:: Work request ::
Look through the listing below and report the lines that have the word "microphone" in them.

======== Given data ========

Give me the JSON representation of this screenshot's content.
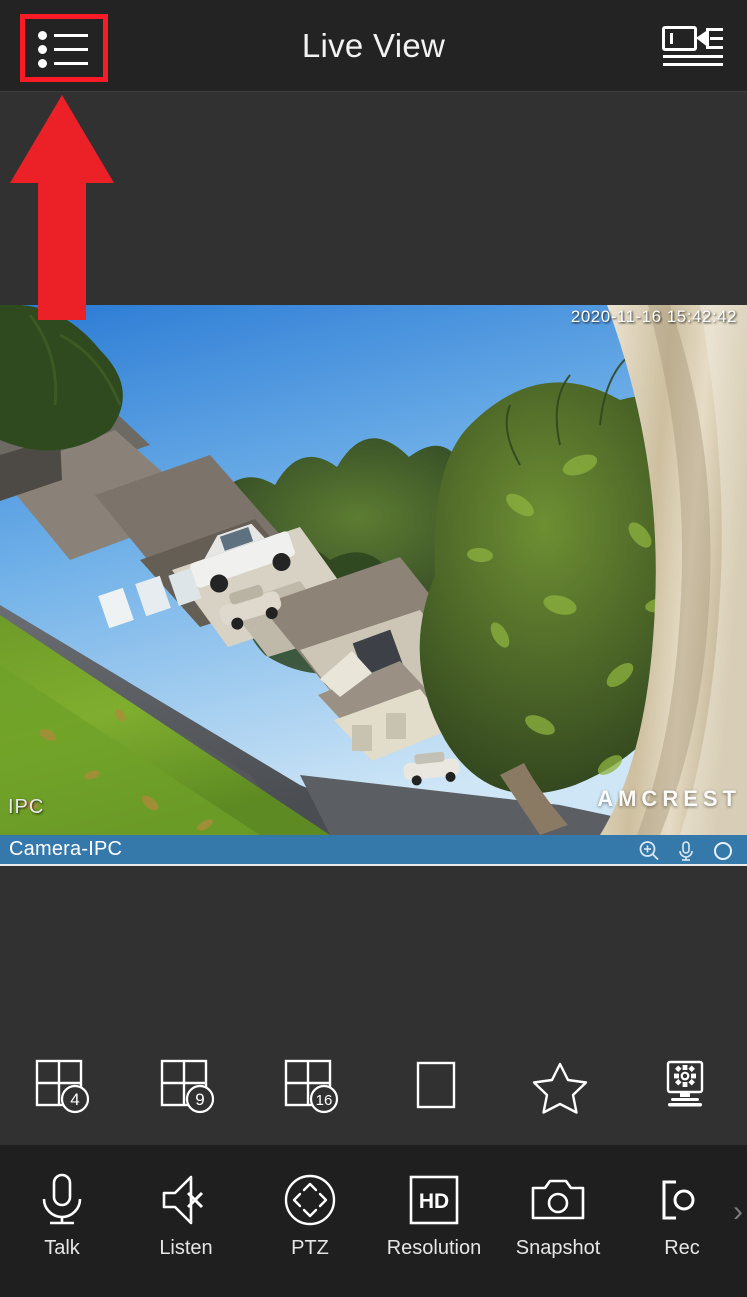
{
  "header": {
    "title": "Live View",
    "menu_button_name": "menu",
    "menu_icon": "list-menu-icon",
    "camera_list_icon": "camera-list-icon"
  },
  "annotation": {
    "type": "arrow",
    "direction": "up",
    "color": "#fa1b26",
    "points_at": "menu-button",
    "highlight_color": "#fa1b26"
  },
  "video": {
    "timestamp": "2020-11-16 15:42:42",
    "channel_overlay": "IPC",
    "brand_watermark": "AMCREST",
    "scene": "outdoor fisheye view of suburban street, lawn, houses, trees, white pickup truck",
    "sky_color": "#4d97de",
    "grass_color": "#5f8f28",
    "road_color": "#55585c",
    "wall_color": "#d9cfb8"
  },
  "channel_bar": {
    "name": "Camera-IPC",
    "background": "#3579ab",
    "icons": [
      {
        "name": "zoom-in-icon",
        "label": "Digital Zoom"
      },
      {
        "name": "microphone-icon",
        "label": "Talk"
      },
      {
        "name": "record-circle-icon",
        "label": "Record"
      }
    ]
  },
  "layout_bar": {
    "items": [
      {
        "name": "layout-4-button",
        "icon": "grid-icon",
        "badge": "4"
      },
      {
        "name": "layout-9-button",
        "icon": "grid-icon",
        "badge": "9"
      },
      {
        "name": "layout-16-button",
        "icon": "grid-icon",
        "badge": "16"
      },
      {
        "name": "layout-1-button",
        "icon": "single-pane-icon",
        "badge": ""
      },
      {
        "name": "favorites-button",
        "icon": "star-icon",
        "badge": ""
      },
      {
        "name": "device-settings-button",
        "icon": "monitor-gear-icon",
        "badge": ""
      }
    ]
  },
  "toolbar": {
    "items": [
      {
        "name": "talk-button",
        "label": "Talk",
        "icon": "microphone-icon"
      },
      {
        "name": "listen-button",
        "label": "Listen",
        "icon": "speaker-muted-icon"
      },
      {
        "name": "ptz-button",
        "label": "PTZ",
        "icon": "ptz-dpad-icon"
      },
      {
        "name": "resolution-button",
        "label": "Resolution",
        "icon": "hd-icon"
      },
      {
        "name": "snapshot-button",
        "label": "Snapshot",
        "icon": "camera-icon"
      },
      {
        "name": "record-button",
        "label": "Rec",
        "icon": "record-icon"
      }
    ],
    "more_indicator": "›"
  }
}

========

:: Answer below ::
        "name": "microphone-icon",
        "icon": "microphone-icon"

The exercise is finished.